Part IV, Balance Sheet has the details an organization’s assets, liabilities and net assets. The Net Asset section is divided into three categories:
Net Assets Without Donor Restrictions – assets currently available for an organization to fulfill its tax-exempt purpose.
Net Assets With Donor Restrictions – assets with donor-imposed restrictions that do not expire.
This section of the 990 requires the proper accounting software tools to enable you to segregate your net asset balances into one of the three categories for proper 990 reporting.
All of these details should be included on a Form 990, and if the information is not included, it will be rejected by the IRS.
Where to view Form 990?
Nonprofits are required to make their 990 and exemption application available to the public. You can find any nonprofit’s 990 by visiting the IRS website and searching by name. You also may be able to view it by visiting the nonprofit or their website. In addition to this, you may be able to view 990s at websites like Guidestar.

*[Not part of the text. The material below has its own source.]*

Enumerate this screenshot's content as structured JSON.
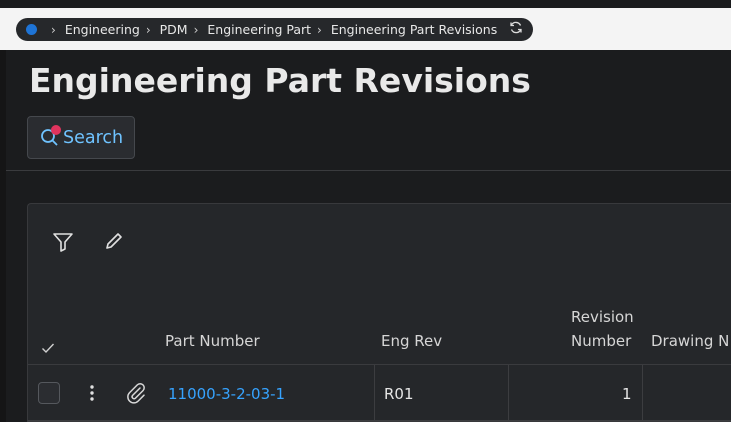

What are the main points that will resonate with donors?
Viewing a nonprofit’s 990 answers important questions such as revenue sources, sustainability, and how well the organization pays its employees can easily be found. Potential board members can see who else is on the board and what the cash reserves look like.
Since your organization’s Form 990 is available for public disclosure, it is important to understand how the data will be reviewed in relation to your organization’s mission, programs, and finances. The 990, which must be made public, also provides an easy way for donors and other people interested in supporting a particular cause to find and evaluate the best charities to support. In effect, the 990 can be a public relations tool for a charity when care is taken to fill it out correctly and carefully.
A nonprofit’s 990 can provide valuable information for donors and grantors such as foundations, governments, and corporations. Since 990s are public documents and widely available, nonprofits should be diligent about filling them out correctly and filing them on time.
Be sure to consult with a knowledgeable tax professional who has nonprofit experience. This is necessary to ensure you are compliant with the IRS regulations filing the Form 990. If your organization fails to file the appropriate Form 990 for three consecutive years, you risk having your tax-exempt status revoked by the IRS. For further insight, browse our library of articles on Nonprofit Fund Accounting.
Want to read more? Check out these insightful articles:
Did you find this article useful? We welcome your thoughts and comments.